‘We’re all in this together’ has been an oftenrepeated pandemic refrain. So much so that that some companies have even incorporated it into their commercial straplines. But we know the reality of the pandemic is a wide difference in outcomes and possibilities dependent on social, economic, and ethnic divides. ‘Us’ and ‘them’ figures all too prominently. These things can be deadly, literally. But in God’s economy there is no ‘them.’ Surely that means there can be no ‘foreigner’ in person or in what we do because God’s grace is for all.

With every blessing,

READINGS for the 9th Sunday after Trinity (Year A)

  • Isaiah 56:1. 6-8,
  • Psalm 67,
  • Romans 11:1-2a. 29-32,
  • Matthew 15:[10-20]. 21-28

Readings available to read online (New Revised Standard Version - NRSV)


Holy Trinity Blacon are the living church of our living God, and we continue to be at work here!  If you are able, do check the parish website (especially the Coronavirus Support page) or our Facebook page  for updates.  We will put further worship and prayer up there (and on our You Tube channel) each Sunday morning by 10am.

every Wednesday at 5pm.  If you are not on the internet, it is possible to join us over the telephone – please contact us in advance if you would like to do that.

is a free phone line for hymns, prayers and reflections – 0800 804 8044

Holy Trinity Church Hall is providing emergency food for families and individuals in need at this time. To register for this, please use this form.   For more information, please contact Blacon Action Team by email or 07719960541.

Before our Parish Annual meeting in a few weeks’ time, we need to need to revise our Electoral Roll (the list of church members). If you want to check your entry, please contact Linda in the parish office, or else consult the copy in the church hall. Forms for alterations or additions are also available in the church hall.

will start 9.30am on Sunday 6th September (with suitable Covid-19 precautions). We had hoped to relay the contents online to those unable to attend, however we need technical assistance to make that possible. If you might be able to help, please contact Tina or Louise.
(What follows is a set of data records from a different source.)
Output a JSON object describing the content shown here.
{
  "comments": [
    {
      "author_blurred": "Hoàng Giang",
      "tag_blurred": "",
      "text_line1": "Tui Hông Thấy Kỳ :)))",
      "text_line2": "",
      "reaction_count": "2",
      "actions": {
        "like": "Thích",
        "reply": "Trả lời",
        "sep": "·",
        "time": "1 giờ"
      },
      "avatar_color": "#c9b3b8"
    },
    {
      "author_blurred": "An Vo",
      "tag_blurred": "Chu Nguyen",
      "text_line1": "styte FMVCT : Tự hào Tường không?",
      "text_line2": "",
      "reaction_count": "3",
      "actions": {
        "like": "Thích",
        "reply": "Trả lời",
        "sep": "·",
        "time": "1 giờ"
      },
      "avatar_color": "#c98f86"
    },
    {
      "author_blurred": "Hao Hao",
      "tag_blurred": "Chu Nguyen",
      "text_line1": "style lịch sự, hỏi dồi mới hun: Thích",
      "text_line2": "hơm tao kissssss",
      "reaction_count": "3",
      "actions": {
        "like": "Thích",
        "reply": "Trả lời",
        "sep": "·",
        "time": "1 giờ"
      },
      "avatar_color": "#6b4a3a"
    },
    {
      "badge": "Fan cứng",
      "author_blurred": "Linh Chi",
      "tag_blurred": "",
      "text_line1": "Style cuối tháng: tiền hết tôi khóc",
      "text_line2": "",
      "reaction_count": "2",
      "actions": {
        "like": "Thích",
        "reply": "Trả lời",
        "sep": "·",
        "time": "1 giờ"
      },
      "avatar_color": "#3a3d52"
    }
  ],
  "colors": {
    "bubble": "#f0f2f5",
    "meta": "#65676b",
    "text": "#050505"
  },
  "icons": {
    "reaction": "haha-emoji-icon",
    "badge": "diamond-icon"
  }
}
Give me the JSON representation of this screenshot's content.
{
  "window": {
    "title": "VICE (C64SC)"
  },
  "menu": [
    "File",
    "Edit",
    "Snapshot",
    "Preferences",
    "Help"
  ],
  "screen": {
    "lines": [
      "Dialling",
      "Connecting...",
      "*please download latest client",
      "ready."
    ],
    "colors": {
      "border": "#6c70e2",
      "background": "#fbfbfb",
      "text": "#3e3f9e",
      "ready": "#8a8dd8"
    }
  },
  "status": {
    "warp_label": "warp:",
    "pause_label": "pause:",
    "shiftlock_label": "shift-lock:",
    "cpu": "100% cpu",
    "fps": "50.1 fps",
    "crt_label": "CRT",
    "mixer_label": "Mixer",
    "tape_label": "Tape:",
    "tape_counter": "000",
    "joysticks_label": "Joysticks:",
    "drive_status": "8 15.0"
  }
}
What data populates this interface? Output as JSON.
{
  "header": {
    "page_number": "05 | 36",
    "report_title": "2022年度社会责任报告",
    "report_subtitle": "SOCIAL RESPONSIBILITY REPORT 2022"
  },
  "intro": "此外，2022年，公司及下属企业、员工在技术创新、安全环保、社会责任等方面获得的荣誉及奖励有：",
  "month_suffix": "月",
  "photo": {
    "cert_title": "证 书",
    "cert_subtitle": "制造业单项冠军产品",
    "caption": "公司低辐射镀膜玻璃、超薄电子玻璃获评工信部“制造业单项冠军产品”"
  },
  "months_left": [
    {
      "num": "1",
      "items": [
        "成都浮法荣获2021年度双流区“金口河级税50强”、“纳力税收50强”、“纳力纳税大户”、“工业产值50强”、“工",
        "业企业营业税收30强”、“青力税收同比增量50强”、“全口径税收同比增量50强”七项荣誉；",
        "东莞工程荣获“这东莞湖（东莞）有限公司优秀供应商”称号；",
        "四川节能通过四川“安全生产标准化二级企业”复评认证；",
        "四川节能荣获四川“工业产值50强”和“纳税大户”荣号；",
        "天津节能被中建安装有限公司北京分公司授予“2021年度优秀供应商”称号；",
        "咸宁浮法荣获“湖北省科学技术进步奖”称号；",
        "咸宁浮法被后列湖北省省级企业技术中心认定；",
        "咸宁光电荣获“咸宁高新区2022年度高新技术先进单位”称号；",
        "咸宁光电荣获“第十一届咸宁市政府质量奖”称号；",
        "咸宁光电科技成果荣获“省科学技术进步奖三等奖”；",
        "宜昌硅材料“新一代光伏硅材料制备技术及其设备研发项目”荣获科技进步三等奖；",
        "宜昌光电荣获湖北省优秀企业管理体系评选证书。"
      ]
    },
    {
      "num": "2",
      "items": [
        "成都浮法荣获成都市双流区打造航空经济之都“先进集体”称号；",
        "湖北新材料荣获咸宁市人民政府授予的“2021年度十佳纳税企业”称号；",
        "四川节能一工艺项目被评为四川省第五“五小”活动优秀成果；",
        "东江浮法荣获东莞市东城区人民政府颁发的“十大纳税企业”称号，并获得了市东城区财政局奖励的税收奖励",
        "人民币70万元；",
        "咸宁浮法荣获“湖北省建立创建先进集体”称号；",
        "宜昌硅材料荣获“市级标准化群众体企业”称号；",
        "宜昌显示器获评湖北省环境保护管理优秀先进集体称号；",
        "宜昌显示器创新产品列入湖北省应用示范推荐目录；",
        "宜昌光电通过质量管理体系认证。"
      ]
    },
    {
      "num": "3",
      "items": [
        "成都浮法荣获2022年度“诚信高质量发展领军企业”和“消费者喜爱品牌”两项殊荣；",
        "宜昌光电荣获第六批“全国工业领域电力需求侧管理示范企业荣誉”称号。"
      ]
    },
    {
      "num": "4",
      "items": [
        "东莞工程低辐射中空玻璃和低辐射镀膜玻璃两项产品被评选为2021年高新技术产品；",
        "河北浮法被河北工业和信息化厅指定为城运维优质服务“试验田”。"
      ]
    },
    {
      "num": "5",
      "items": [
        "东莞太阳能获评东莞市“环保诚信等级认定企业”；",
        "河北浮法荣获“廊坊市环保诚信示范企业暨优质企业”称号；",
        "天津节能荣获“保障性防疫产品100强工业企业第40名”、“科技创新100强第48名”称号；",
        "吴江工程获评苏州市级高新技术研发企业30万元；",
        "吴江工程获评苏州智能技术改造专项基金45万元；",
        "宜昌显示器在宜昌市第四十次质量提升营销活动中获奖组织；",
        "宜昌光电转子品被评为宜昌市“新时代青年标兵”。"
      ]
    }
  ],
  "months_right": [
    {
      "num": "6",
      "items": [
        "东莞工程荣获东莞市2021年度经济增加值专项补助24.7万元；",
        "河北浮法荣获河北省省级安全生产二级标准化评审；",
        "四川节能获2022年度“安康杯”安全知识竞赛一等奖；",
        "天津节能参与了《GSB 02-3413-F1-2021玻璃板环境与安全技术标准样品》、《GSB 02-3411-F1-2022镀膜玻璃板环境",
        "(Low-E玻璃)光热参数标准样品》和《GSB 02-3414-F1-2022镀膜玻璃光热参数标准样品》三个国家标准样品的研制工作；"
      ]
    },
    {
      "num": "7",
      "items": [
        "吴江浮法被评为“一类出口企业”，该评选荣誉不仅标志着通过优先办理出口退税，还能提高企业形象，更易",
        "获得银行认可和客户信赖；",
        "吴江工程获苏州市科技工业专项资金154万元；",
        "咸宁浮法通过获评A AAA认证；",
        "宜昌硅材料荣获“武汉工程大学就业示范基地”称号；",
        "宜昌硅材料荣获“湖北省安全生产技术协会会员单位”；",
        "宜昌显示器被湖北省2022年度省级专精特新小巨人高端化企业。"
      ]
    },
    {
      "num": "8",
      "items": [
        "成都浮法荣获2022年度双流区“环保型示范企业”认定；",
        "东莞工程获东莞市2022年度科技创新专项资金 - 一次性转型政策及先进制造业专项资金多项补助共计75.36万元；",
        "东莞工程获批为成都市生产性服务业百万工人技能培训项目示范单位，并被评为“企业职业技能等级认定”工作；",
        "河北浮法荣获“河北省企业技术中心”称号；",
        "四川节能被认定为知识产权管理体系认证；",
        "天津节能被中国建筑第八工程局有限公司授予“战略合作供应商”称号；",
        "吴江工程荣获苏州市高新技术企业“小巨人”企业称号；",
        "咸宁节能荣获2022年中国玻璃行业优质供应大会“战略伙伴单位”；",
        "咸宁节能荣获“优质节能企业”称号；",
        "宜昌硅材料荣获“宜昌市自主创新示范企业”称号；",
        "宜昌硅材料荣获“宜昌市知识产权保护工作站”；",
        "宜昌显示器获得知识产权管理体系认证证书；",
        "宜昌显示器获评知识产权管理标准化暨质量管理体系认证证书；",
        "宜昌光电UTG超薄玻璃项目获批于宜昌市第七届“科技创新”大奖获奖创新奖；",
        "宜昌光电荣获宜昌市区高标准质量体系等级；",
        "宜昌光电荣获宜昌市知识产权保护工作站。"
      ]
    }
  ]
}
During lockdown, Louise and Tina are taking our exercise particularly along those streets we are praying for each week.  Do join us in praying for those residents.  This week we pray for: Cotes Place, Bridgeman Road, Stubbs Place, Southway.

On Saturday 3rd October Louise will be ordained priest at the cathedral (with very limited attendance), but there will be a special service more can attend in church 9.30am on Sunday 4th October.